Date of Graduation
Doctor of Philosophy in Curriculum and Instruction (PhD)
Curriculum and Instruction
Second Committee Member
Chi-square, Cognitively Guided Instruction, Ethnicity, Hispanic, Logistic Regression, Looping
The purpose of this quantitative study is to gain an understanding of the powerful instructional potential of combining the practice of looping, Cognitively Guided Instruction (CGI) professional development strategies, and the impact these practices have in addition to ethnicity in elementary education.
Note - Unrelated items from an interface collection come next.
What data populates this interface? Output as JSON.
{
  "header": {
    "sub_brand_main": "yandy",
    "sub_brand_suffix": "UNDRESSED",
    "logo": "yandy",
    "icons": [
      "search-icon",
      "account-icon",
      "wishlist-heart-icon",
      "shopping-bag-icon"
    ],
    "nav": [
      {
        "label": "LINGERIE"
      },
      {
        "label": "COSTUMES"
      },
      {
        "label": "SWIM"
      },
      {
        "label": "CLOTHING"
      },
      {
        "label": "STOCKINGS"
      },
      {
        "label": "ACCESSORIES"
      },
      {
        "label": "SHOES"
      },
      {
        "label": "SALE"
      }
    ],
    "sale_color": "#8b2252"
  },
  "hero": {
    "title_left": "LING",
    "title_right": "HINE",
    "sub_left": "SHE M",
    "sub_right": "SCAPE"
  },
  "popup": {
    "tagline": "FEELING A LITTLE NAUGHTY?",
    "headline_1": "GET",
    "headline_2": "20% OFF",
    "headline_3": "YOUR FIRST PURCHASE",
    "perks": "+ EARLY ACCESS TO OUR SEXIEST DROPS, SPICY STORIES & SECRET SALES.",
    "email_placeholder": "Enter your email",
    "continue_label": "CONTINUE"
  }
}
The study focused on research questions pertaining to student's Measure of Academic Progress (MAP) scores and the implementation of looping, CGI strategies, and how ethnicity impacted student achievement.
This study emphasizes two types of statistical tests to determine how significant CGI and looping practices impacted growth in mathematics on the MAP test for different ethnic groups. A Chi-Square statistic was used not to support that the hypothesis is correct, but rather to determine if there is an association between the different groups from each variable category (e.g., looping, CGI training, and ethnicity). A logistic regression was used to determine the odds ratio (or probability) of the response variable (MAP growth) occurring with a combination of explanatory variables (e.g. looping, CGI training, and ethnicity). The population established in this study was all students in grades K - 5 that were representative of a stable history in the school district. A sample of the population was finalized at 1,103 students, and this number of K - 5 students represented a consistent and stable presence in the school district over the past three years. The results of the statistical analysis suggest CGI is significant with helping students achieve growth in mathematics on the MAP test--especially with Hispanic students.
Wilson, M. B. (2014). The Effects of Combining Looping, Cognitively Guided Instruction, and Ethnicity: How They Can Collectively Improve Academic Achievement. Graduate Theses and Dissertations Retrieved from https://scholarworks.uark.edu/etd/2179